There are many different warnings to let you know when your car is running out of charge. Besides, electric car drivers seem to be more in tune with how far the car will go.

In the video above, you can see a Tesla actually running out of charge. If you ignore all of the warnings and keep forging ahead, your EV will reach 0 km on the dash and eventually stop.

In the case of a Tesla, a warning appears and says, “Battery power very low. Heating and A/C reduced.” The next warning says, “Car shutting down, pull over safely.” An alarm sounds, and the Tesla loses power.

Once plugged in, the EV charges a little slower than normal but charges just fine. It definitely is not a good idea to run down your electric vehicle regularly.

As we progress toward an all-electric future, the charging infrastructure is expanding every day. Perhaps soon, running out of charge on the side of the road won’t even be an issue.

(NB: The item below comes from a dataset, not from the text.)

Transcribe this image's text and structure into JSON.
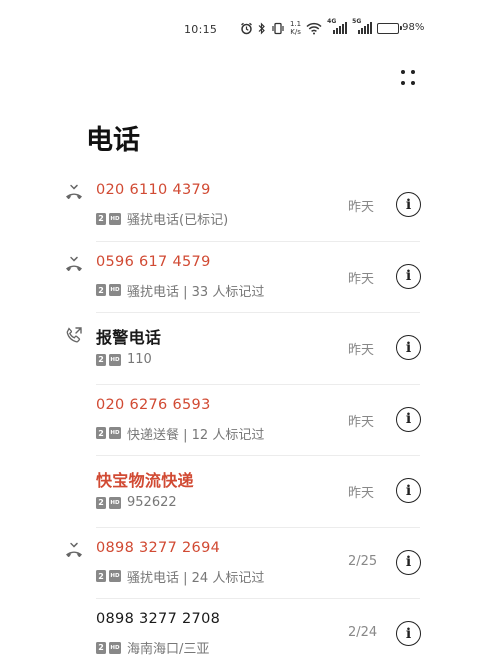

Update: In an earlier article, it was noted that more than half of AAA’s roadside assistance calls were for gas. This was incorrect and has been updated to the corrected two percent statistic.